This Beautiful Life

This Beautiful Life
Helen Schulman
Harper Collins, 2011

When 15-year-old Jake rejects the sexual advances of an eighth grader, then forwards a pornographic video she made for him to his friend, the beautiful life that his mother Liz and his father Richard created for him and his younger sister disappears. As expected, the video goes viral and immediately puts Jake’s future in jeopardy as well as disrupting the family’s well-being. Jake and his friends are questioned by the police and suspended from school; Liz has a breakdown of sorts; and Richard’s new job in New York is up in the air. If only, Liz laments, they had never left their idyllic life in Ithaca. If only, Richard wishes, he had made more time for Jake. If only, Jake thinks repeatedly, he had deleted that email without even watching it.

Set in a pre-9/11 Manhattan full of excessive wealth and a strange kind of innocence, this story could happen to anyone, which is what makes it so compelling. Liz and Richard make lots of mistakes along the way, not the least is their lack of parenting to their older child in order to concentrate all their time and energy with the younger one, who, ironically, becomes ignored during the family crisis. Still, it is hard to watch this unraveling of what seems like a perfectly happy family, who will never the same after this event. Readers expecting a happy ending will want to read something else, because this is a sobering, thought-provoking and somewhat depressing story.


Other novels by this author:
P.S. (2001)
A Day at the Beach (2007)

Other titles you may enjoy:

Before You Know Kindness by Chris Bohjalian (2004)
After a decade of spending a delightful summer week at their country house in New Hampshire, the members of the extended Seton family are confronted by a terrible accident, testing the values and relationships that hold them together.

The Summer Guest by Justin Cronin (2004)
Nearing the end of his life, financier Harry Wainwright journeys to a rustic fishing camp in Maine and leaves a profound legacy for a haunted young man, a Vietnam draft evader, and a spirited young woman who holds a key to the past.

Family Matters by Rohinton Mistry (2002)
In mid-1990s Bombay, Nariman Vakeel lives in a crumbling apartment with his two middle-aged stepchildren--the mild-mannered Jal and his domineering sister, Coomy, who plots to turn over the care of her stepfather to her younger sister, Roxana.

1 comment:

  1. Wow - this is a very topical matter.
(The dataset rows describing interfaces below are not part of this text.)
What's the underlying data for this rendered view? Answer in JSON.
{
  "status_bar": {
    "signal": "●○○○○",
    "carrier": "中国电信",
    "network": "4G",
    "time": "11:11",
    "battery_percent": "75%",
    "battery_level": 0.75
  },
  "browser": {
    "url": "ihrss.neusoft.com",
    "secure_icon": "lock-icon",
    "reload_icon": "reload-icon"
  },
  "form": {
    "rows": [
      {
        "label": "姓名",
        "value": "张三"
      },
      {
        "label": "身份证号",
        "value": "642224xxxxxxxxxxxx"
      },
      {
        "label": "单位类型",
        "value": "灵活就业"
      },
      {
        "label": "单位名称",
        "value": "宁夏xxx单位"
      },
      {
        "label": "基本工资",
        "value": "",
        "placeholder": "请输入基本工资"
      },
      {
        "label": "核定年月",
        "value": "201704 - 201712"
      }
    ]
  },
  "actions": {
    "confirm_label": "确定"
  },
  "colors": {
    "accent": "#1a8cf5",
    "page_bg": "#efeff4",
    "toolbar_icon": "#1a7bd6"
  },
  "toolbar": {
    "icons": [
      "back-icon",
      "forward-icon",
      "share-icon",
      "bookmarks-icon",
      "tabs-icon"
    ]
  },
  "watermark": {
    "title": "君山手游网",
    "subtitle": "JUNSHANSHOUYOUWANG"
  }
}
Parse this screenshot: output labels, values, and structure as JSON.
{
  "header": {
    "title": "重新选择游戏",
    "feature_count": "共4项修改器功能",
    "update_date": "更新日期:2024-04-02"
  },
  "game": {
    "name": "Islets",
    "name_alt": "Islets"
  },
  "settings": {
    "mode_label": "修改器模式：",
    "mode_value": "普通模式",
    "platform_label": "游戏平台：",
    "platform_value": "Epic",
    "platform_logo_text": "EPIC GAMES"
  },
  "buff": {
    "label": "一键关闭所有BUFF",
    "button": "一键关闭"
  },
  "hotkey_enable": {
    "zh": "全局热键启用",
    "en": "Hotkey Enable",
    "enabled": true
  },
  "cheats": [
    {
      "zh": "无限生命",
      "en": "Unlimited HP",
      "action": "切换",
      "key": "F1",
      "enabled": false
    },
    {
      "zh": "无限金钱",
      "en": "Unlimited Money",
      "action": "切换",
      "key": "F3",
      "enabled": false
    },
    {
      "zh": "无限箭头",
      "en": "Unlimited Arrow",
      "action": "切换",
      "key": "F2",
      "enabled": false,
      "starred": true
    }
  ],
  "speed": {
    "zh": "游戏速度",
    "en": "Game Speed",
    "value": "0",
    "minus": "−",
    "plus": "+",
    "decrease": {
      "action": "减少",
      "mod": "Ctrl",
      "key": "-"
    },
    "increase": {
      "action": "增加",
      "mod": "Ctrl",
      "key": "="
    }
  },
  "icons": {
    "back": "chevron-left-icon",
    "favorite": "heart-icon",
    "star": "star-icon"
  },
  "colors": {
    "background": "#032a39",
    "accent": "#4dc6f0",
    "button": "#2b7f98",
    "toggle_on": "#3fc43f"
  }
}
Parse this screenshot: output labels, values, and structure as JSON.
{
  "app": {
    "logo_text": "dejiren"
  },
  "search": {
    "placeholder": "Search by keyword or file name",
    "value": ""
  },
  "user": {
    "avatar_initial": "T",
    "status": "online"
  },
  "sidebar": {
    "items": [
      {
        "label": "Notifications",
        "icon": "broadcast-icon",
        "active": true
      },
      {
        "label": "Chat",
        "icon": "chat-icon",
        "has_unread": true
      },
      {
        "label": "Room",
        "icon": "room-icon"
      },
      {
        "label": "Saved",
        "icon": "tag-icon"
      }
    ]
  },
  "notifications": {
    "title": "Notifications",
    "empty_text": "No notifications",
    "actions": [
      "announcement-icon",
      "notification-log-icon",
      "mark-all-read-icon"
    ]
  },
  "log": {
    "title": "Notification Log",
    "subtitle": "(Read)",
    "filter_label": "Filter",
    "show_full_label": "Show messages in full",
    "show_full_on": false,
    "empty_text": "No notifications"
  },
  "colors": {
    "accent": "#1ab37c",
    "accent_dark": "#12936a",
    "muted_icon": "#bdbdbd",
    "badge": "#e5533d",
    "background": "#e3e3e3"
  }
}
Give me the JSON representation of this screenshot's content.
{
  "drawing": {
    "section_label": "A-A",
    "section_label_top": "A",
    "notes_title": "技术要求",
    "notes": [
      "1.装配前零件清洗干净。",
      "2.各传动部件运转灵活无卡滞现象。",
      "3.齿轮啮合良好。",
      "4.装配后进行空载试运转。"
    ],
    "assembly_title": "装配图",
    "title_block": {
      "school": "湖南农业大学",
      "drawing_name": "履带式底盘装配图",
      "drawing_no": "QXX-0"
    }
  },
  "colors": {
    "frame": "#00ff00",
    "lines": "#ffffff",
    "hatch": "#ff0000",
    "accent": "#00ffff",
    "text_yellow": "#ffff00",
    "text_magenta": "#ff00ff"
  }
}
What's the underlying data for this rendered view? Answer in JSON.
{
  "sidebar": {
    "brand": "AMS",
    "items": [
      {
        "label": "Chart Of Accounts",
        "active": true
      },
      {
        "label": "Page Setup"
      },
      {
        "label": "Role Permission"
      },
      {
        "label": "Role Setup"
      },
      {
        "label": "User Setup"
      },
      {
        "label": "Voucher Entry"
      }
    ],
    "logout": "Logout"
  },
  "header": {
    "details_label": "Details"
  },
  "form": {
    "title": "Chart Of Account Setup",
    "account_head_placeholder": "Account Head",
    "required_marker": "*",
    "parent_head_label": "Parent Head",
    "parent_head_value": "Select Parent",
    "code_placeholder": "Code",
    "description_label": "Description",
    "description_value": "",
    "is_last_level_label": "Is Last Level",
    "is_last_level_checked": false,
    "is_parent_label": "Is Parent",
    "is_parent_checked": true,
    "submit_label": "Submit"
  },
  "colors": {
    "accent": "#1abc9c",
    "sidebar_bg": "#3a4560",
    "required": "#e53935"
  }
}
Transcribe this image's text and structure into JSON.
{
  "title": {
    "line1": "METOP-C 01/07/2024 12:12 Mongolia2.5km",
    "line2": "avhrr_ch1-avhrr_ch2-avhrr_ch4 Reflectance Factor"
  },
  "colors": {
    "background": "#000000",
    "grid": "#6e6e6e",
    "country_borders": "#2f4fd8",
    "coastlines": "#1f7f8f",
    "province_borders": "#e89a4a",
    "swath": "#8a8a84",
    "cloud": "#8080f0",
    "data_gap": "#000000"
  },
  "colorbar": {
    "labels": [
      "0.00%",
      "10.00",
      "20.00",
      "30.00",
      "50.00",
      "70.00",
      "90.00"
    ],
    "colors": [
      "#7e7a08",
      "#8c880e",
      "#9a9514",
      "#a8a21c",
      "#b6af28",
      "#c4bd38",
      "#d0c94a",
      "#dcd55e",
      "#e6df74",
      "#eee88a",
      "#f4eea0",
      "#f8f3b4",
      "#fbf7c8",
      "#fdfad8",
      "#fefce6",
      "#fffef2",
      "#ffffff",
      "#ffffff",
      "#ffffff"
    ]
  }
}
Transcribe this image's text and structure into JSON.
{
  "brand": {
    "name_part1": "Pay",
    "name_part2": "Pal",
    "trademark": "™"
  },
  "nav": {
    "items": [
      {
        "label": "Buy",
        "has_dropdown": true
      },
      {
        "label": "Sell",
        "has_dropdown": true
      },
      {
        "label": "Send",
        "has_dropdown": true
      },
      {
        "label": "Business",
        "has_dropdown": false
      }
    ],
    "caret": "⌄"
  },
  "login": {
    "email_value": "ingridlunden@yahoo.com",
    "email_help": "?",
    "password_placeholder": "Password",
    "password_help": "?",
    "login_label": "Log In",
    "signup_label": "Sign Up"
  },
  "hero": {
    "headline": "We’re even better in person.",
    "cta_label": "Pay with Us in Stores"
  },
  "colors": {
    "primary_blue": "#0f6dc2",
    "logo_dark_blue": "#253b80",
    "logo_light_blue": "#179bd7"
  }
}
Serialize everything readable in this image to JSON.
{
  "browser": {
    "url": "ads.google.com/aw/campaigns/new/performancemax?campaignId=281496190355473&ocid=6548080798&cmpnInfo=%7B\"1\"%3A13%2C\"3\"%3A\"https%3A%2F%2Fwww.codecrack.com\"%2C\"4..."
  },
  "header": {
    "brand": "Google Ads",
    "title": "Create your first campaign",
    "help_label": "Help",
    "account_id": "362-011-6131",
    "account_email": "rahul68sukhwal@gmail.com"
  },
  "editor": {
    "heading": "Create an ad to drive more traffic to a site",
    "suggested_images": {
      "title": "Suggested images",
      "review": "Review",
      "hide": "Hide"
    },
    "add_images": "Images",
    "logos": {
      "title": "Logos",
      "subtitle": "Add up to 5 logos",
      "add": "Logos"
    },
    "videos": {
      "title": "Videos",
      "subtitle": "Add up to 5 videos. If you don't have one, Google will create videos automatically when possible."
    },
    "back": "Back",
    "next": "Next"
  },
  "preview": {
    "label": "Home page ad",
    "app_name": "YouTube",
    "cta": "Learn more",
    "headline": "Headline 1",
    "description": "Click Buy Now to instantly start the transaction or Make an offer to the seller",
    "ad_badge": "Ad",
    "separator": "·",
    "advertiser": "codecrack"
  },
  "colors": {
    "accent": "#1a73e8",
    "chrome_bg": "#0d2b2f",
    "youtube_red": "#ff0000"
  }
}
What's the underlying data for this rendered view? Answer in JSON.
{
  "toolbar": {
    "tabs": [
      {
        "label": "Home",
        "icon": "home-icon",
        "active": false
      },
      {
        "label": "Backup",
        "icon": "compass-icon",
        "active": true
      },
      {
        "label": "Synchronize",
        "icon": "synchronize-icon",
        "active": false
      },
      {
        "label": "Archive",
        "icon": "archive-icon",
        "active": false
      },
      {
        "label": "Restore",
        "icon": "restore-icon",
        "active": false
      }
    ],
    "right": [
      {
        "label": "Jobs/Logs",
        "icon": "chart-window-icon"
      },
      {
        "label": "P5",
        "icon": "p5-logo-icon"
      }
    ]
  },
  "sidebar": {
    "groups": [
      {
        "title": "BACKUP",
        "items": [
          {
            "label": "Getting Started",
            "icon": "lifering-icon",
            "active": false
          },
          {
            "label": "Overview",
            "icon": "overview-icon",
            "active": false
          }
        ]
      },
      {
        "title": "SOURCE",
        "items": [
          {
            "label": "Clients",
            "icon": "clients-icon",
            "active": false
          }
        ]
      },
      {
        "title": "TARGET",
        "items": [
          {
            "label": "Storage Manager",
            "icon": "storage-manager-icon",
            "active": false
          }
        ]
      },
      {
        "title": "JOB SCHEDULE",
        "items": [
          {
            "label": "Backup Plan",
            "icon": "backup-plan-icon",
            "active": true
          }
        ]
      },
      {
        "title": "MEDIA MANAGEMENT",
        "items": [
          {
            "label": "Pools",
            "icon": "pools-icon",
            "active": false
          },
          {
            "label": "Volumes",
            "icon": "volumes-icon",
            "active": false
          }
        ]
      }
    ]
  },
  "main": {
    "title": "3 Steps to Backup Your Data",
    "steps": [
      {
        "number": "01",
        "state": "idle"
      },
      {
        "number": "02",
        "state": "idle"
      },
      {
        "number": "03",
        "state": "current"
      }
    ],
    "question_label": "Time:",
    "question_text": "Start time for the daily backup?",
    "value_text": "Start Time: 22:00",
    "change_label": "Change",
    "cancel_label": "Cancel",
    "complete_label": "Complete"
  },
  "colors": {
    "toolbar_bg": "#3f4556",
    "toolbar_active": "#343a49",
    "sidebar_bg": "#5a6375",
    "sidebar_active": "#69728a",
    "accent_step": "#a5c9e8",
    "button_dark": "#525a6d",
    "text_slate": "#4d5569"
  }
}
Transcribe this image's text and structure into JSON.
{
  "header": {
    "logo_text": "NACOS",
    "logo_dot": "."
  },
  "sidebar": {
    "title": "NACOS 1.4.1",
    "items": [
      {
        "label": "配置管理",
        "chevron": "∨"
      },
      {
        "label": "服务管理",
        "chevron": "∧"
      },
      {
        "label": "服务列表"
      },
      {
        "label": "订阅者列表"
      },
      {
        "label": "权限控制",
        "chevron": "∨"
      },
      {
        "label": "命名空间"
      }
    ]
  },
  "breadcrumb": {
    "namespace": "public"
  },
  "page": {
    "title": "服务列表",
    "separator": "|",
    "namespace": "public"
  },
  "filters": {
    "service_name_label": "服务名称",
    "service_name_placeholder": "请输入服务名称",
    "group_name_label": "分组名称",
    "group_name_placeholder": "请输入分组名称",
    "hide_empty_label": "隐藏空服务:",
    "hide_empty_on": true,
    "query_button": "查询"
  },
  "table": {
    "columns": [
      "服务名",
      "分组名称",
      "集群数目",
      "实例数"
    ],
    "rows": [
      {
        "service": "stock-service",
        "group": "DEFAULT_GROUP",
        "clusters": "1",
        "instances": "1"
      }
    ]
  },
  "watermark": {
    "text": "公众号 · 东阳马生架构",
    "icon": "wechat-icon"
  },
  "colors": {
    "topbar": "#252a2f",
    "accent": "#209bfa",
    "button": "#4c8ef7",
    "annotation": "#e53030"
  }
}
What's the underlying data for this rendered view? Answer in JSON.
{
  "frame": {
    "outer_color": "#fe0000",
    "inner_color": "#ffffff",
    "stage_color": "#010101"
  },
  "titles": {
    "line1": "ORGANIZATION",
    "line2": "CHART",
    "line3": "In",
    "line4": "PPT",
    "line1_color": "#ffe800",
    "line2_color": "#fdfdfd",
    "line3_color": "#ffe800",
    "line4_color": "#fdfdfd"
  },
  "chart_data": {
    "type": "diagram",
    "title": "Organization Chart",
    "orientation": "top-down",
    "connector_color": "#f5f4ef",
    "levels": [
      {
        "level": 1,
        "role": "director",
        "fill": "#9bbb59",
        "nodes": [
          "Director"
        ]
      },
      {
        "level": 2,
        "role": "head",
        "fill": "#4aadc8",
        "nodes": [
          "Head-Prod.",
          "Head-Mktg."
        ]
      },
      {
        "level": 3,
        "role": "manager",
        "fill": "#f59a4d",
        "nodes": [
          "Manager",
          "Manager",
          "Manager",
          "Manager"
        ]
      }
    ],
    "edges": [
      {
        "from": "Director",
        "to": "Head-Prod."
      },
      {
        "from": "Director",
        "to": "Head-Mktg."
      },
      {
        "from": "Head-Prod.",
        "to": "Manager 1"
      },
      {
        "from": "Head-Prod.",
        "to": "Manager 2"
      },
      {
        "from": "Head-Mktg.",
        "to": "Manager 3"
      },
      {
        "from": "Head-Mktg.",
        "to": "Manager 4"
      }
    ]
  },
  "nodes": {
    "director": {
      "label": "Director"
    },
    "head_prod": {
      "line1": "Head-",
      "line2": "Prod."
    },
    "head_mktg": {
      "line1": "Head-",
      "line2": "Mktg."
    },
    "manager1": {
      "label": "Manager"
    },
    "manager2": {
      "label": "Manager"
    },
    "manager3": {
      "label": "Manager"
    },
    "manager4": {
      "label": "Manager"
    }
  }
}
Might not be a page turner, per say, but it sounds interesting!